Almost 30,000 drivers were detained in 2018 in New Jersey on suspicion of drunk driving. An automobile manufacturer is trying to lower these numbers. Volvo is set to be the first car manufacturer to develop a vehicle with a driver monitoring and intervention system to prevent drunk drivers from getting behind the wheel.
Despite stiff penalties and widespread public awareness campaigns, drunk driving continues to present a serious threat to roadway safety in New Jersey. For over 100 years, drunk driving has been the major cause of fatal car crashes, while thousands of people are injured every year in motor vehicle collisions linked to driving under the influence. Some technologies provide possibilities for stopping drunk drivers before they cause a crash. For example, some people convicted of drunk driving may be required to install an ignition interlock device in their vehicles, essentially requiring them to take a breath test before they start driving.

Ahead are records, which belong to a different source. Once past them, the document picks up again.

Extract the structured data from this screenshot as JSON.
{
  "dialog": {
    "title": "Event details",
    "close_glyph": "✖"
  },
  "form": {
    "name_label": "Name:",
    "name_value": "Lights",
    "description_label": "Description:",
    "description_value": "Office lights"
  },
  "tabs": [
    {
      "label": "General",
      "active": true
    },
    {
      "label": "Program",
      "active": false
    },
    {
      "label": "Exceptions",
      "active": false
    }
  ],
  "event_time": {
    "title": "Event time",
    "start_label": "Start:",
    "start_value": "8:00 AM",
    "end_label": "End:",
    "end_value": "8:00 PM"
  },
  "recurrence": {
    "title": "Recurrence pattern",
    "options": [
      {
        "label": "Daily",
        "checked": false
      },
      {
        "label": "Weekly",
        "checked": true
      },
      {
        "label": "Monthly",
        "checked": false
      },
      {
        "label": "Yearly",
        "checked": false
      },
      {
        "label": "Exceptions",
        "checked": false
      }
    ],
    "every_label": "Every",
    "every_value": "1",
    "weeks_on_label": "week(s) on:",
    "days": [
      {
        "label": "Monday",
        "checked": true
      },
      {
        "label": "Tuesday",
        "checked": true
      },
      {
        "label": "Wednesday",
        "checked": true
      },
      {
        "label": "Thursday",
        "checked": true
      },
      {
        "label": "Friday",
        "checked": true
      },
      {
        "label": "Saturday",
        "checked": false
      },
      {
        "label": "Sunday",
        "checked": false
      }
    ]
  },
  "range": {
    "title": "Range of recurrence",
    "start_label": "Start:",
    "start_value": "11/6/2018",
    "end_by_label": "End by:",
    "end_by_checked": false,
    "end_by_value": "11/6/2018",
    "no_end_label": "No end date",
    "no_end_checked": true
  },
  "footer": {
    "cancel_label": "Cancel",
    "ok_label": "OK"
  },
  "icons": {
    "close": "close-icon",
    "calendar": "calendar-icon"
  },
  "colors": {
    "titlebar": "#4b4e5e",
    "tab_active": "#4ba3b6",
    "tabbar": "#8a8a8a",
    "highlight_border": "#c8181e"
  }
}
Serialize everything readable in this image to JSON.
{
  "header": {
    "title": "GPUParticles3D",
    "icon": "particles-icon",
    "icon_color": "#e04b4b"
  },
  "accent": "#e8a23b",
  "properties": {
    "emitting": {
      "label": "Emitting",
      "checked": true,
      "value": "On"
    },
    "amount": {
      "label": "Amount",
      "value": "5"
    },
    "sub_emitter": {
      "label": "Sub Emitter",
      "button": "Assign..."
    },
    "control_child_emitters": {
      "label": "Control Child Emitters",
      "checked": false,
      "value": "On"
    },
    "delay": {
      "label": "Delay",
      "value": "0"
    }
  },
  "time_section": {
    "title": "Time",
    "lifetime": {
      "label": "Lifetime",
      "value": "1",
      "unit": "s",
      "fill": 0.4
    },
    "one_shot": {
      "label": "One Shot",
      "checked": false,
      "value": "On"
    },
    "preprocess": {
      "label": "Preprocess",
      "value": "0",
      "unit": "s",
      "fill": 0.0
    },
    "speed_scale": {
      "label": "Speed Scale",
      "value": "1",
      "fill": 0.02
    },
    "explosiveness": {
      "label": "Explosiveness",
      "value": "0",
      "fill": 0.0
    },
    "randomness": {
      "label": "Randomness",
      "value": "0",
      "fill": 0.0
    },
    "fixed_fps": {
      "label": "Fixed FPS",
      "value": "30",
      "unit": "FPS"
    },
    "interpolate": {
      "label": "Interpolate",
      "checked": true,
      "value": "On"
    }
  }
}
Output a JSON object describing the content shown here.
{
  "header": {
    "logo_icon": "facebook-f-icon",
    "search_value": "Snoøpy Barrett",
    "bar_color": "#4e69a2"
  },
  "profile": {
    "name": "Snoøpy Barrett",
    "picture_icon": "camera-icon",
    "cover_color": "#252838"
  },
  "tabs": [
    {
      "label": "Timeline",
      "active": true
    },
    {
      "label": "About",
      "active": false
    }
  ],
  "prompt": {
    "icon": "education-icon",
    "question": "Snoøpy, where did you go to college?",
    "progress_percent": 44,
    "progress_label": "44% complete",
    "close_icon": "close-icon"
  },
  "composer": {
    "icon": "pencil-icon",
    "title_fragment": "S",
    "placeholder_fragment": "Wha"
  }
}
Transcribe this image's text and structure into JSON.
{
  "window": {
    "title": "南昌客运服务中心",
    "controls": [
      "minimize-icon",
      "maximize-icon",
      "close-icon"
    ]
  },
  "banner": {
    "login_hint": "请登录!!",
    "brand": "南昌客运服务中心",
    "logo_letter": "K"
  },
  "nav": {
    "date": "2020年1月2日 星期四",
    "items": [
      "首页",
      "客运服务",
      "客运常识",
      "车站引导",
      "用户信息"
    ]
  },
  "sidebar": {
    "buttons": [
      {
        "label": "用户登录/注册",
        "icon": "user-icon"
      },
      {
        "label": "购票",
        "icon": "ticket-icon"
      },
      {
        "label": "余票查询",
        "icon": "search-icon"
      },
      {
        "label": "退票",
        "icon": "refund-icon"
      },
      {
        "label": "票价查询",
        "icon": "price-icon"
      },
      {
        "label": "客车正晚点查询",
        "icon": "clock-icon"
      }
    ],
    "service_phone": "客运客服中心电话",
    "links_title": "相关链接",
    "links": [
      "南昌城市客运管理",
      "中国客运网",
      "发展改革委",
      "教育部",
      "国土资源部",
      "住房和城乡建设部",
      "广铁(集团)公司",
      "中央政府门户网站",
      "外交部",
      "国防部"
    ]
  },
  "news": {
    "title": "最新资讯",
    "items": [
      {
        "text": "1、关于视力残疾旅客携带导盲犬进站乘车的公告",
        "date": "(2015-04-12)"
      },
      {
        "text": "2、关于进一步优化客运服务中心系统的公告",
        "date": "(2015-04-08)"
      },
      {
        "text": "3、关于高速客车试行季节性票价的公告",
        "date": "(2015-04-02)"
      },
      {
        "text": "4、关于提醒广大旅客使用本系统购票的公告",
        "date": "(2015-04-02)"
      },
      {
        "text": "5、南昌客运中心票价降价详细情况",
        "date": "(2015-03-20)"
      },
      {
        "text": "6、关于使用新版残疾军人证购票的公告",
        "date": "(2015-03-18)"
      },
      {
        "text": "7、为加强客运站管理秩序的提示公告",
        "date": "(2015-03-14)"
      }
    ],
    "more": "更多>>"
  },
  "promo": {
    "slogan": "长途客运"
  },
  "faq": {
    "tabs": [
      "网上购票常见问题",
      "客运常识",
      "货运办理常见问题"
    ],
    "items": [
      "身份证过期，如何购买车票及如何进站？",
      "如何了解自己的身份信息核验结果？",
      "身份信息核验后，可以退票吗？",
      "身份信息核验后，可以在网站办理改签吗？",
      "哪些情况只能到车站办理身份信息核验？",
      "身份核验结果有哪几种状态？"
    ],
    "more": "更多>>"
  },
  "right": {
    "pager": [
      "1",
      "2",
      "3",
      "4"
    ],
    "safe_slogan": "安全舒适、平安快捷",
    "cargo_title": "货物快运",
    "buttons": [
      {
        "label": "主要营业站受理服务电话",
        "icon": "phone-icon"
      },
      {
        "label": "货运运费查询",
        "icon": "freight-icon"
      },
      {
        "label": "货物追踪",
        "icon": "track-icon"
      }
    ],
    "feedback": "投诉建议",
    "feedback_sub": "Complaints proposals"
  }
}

Distracted driving crashes result in an estimated nine deaths and 100 injuries every day in New Jersey and across the U.S. Some of the contributing factors in this trend are obvious, such as the increased use of dashboard touchscreens and other in-car technology, calling and texting behind the wheel, and rubbernecking at incidents outside the vehicle. Even simple actions like changing the radio channel or talking with passengers in the car can be distracting.
Distracted driving and personal injury accidents seem to go hand in hand in New Jersey and across the U.S. When this behavior is combined with the inexperience of teen drivers, crashes with injuries and fatalities are common. Researchers seek to analyze the problem to devise strategies to reduce the frequency and make the roads safer for everyone.
Based on data from the National Highway Traffic Safety Administration's Fatality Analysis Reporting System, there are more DUI fatalities on the Fourth of July than on any other major U.S. holiday. New Jersey residents should know that drunk driving, besides being the cause of many accidents, can land first-time offenders in jail for up to one year in addition to leaving them with fines and higher insurance rates.
A worrying number of drivers in New Jersey and around the country admit to regularly getting behind the wheel despite being dangerously fatigued even though they know that behaving in this way can be extremely dangerous. After analyzing video footage of drivers filmed just before they were involved in serious accidents, the American Automobile Association determined that almost 10% of them crashed because they were drowsy. Another study from the National Sleep Foundation concluded that 24 hours without sleep impairs motorists as much as having a blood alcohol concentration of .10%. That would be enough to result in a drunk driving charge in every state.
The National Safety Council has designated every April as Distracted Driving Awareness Month, and the reason is clear. According to the NSC, distracted driving crashes kill around nine people and injure 100 more every day. The proliferation of smartphones and in-vehicle technology, such as dashboard touchscreens and voice command features, is making many drivers in New Jersey and across the U.S. more distracted behind the wheel.
Large-truck crash fatalities have reached their highest number in 29 years with 4,761 people (including about 1,300 truckers) killed in 2017. Many truckers and truck fleet owners in New Jersey and across the U.S. have formed their ideas about what has caused the rise, and these are summarized below.
New Jersey residents who get less than seven hours of sleep, as well as those who work night shifts or who take certain medications, are at a high risk for drowsy driving. Drowsiness affects about half of all adult drivers in the U.S. according to the American Sleep Foundation, and 20 percent even admit to falling asleep behind the wheel. These figures should be alarming because fatigue triples one's chances of getting in a car crash.
New Jersey drivers could be at risk of an accident involving a large truck with faulty brakes. According to the U.S Department of Transportation's Federal Motor Carrier Safety Administration, there is a link between brake violations and crashes. A study found that trucks involved in a motor vehicle accident in which the truck's ability to brake was a cause had a 50 percent higher likelihood of a brake violation than trucks in crashes where braking was not a critical factor. Furthermore, almost 46 percent of trucks in accidents where braking was a factor had brake violations versus around 30 percent of trucks in accidents in which the brakes were not a factor.